There's a conversation that began on the site recently after I posted a scene from the Oscar-nominated film "A Better Life," one in which the immigrant protagonist explains to his teenage son in so many words why it is that he makes the sacrifices that he makes.
The character, an undocumented gardener named Carlos Galindo played by actor Demián Bichir, says:
“You are the most important thing in this world to me, mijo. I wanted you to be able to be anything you wanted to be. That would make me feel worthy, if you became somebody.”
Recently, reader Cesar Zambrano tweeted after watching the film clip: "That is what every immigrant parent tells his kid."
And although the words of these conversations throughout the generations have varied, or sometimes been unspoken, it's true to one degree or another in many immigrant families. The message resonates. Here's what another reader, Miguel Corona, shared yesterday:
While I don't remember my parents ever having a conversation like this with me - they really didn't have to. We as a family knew about their sacrifice. We saw how hard they worked for us. They were the first to rise in the morning before the sun came up and the last to turn off the lights at the end of the day.

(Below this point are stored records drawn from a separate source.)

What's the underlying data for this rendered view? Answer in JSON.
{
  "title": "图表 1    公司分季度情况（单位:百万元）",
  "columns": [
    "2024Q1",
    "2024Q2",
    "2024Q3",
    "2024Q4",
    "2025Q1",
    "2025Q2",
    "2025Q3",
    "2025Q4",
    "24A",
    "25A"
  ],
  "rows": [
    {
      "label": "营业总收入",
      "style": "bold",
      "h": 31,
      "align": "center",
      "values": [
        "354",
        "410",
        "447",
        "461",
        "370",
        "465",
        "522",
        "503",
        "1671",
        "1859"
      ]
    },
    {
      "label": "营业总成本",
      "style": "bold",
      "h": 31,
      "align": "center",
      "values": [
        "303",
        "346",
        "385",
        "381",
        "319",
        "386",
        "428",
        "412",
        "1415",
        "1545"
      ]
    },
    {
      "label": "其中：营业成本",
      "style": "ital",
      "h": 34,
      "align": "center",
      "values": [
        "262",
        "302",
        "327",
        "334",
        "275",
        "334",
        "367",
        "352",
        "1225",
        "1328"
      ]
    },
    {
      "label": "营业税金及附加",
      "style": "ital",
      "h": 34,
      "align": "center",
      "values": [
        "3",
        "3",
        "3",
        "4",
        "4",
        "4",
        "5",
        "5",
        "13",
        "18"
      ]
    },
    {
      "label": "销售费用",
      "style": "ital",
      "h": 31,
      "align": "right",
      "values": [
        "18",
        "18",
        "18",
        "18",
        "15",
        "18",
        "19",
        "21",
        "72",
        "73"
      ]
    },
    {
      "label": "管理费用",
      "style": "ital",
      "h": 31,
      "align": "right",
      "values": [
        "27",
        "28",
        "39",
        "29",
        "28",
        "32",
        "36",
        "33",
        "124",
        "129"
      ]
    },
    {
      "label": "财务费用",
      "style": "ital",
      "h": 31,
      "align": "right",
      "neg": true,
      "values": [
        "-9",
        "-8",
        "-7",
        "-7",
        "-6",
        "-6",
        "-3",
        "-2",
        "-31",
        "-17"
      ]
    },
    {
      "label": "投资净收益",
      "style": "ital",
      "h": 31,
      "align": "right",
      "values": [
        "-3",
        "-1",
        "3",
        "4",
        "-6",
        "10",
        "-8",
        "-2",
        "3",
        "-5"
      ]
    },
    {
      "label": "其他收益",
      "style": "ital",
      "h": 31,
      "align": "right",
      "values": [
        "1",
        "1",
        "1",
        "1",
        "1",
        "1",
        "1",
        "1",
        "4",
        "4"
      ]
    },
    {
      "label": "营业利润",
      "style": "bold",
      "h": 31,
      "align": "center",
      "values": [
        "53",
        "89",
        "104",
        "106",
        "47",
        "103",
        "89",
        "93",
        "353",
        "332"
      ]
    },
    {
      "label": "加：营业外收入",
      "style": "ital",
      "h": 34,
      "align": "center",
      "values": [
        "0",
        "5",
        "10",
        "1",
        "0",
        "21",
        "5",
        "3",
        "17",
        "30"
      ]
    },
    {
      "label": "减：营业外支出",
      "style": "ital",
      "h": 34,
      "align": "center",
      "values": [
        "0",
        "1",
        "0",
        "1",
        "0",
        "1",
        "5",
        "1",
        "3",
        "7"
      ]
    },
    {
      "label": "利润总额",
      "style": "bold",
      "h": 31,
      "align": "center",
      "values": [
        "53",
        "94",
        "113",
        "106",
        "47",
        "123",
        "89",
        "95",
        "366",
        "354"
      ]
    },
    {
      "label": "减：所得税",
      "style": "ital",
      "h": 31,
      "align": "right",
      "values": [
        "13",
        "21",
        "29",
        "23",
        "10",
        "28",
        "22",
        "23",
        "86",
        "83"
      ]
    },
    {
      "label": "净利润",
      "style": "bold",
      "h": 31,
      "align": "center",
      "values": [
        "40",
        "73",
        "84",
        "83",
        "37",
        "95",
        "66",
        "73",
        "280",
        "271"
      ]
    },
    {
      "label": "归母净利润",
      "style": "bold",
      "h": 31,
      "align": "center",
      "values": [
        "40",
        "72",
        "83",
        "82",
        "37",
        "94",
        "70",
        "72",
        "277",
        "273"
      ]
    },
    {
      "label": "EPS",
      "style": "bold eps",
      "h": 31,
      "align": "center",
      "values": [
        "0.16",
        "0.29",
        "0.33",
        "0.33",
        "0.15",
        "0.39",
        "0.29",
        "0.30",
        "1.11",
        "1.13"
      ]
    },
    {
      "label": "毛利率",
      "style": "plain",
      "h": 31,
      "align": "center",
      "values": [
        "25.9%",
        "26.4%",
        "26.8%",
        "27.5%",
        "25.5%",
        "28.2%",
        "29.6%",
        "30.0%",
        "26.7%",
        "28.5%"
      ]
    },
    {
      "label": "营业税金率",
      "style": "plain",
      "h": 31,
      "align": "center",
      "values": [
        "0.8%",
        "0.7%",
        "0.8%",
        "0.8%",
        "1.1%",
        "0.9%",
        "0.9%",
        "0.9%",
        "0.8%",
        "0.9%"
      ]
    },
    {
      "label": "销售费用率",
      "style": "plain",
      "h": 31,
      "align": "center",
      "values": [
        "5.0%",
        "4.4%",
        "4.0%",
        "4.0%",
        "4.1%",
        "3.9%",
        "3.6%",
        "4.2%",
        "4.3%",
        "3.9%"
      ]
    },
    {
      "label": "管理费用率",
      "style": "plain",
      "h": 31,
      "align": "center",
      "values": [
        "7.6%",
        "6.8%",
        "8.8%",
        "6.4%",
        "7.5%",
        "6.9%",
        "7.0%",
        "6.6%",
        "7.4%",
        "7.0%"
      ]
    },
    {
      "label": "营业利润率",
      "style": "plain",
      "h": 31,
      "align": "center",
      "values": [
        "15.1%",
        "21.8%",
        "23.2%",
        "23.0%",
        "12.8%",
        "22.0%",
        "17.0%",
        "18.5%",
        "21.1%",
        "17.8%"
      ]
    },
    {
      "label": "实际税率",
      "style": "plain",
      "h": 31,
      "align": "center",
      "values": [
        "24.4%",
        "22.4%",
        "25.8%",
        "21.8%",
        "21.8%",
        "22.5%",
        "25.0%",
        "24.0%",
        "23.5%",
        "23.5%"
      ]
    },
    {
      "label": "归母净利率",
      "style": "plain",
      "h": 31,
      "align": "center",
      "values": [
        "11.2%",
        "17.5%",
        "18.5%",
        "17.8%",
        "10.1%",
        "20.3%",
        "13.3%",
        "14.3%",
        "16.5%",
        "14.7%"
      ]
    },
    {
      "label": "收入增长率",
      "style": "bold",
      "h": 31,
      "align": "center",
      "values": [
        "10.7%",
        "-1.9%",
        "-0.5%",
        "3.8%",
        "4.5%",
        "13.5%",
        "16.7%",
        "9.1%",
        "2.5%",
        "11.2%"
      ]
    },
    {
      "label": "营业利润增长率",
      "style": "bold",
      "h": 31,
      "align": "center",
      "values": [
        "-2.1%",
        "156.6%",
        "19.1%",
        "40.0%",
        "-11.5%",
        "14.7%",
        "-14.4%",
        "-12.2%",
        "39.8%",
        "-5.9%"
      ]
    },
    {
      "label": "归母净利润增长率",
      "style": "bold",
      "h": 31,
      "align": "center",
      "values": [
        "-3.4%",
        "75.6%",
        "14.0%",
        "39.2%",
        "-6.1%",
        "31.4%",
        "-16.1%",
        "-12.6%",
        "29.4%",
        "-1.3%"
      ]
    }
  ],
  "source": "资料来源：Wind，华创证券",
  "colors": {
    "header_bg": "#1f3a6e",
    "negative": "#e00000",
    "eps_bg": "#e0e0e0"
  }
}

I'd like to hear more readers' thoughts. What conversations like these took place in your home? How did they make you feel then, and did they have an effect on your life?